Another example that shows the power of realistic simulators is in the military sphere: pilots learn to fly using simulators that effectively trick the brain into thinking it's actually controlling a plane. In the US, a quadriplegic woman was able to "fly" an F-35 fighter jet using nothing but her mind. Fawkes looks forward to strapping on an Oculus Rift in old age and "escaping" his weary body.
But are photorealistic 4K graphics and easily-misled human senses enough to constitute a true simulation singularity? Reality is not just about visuals; it's a whole complex system that, so far, we've found pretty impossible to model with any great accuracy (presuming for the sake of argument that we're actually not living in a sim, that is).
Fawkes gave the example of the weather, which we're still not great at modelling a few days in advance, never mind 100 years. In this sense, the chaos of reality still beats our best simulators by a long way. "That idea, that you could predict precisely the weather—would just be transformational," he said.

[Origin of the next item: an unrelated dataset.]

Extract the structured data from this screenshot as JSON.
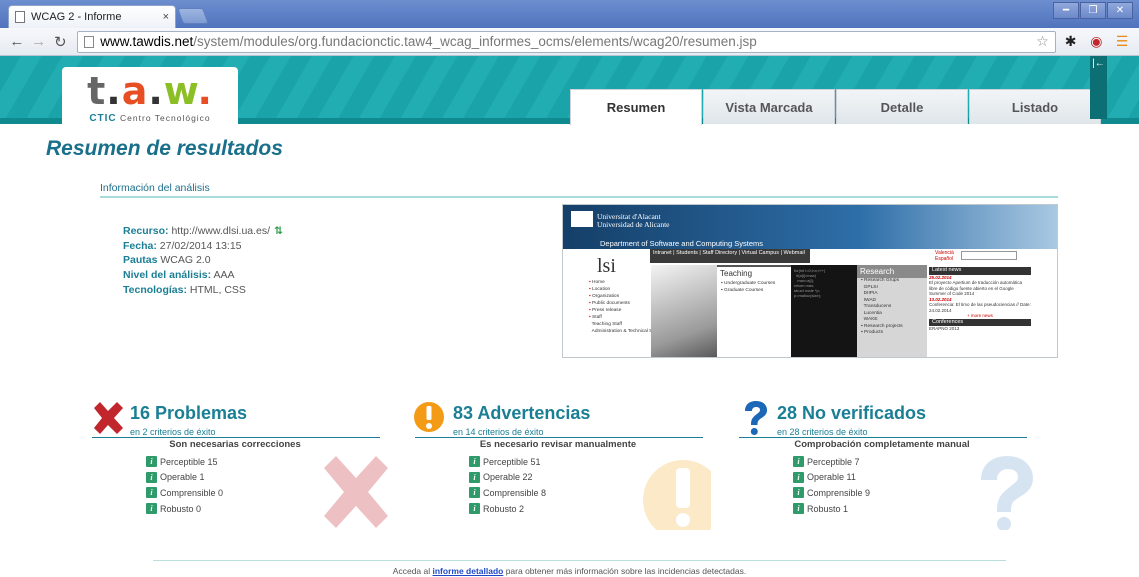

He also thinks it may never be possible, but even improvements that are minor in scope compared to the idea of a total singularity could have a huge effect, like being able to predict the weather for a month, or better model asteroid impacts.
So perhaps we're not that close to a true simulation singularity after all. But as far as simply confusing the human senses about what's real and what's not, Fawkes reckons that's not far off at all. Indeed, you don't necessarily need perfect graphics to induce suspension of disbelief in the human brain anyway: Just think about how your mind can get carried away watching a film or reading a book. On some level you know it's not real, but that doesn't stop you being emotionally invested. People get married in Second Life.
As Fawkes concluded in his talk, the human brain is one of the best simulators we've got. Things take an inevitable philosophical turn at this juncture: if simulations are so realistic (or we're so gullible), then how do we know we're not already in a simulation? It's a question that's been pondered by everyone from Plato with his cave allegory to Matrix fanboys to philosopher Nick Bostrom with his simulation hypothesis.
There's a link to be drawn here with the broader technological singularity—because if we are living in a simulation, who or what is behind it? Even as far as we know, a lot of digital simulations rely on some sort of AI to inform what they show.
On the other hand, artificially intelligent robots often use simulations to train for the real world, which might be handy when it comes to warding off potential negative consequences along the way to improved AI. "If you're going to have artificial intelligence in the real world, maybe it's best to test it in a simulation first," Fawkes suggested.
Presuming the technological singularity didn't get there first, and we're the ones in the test zone.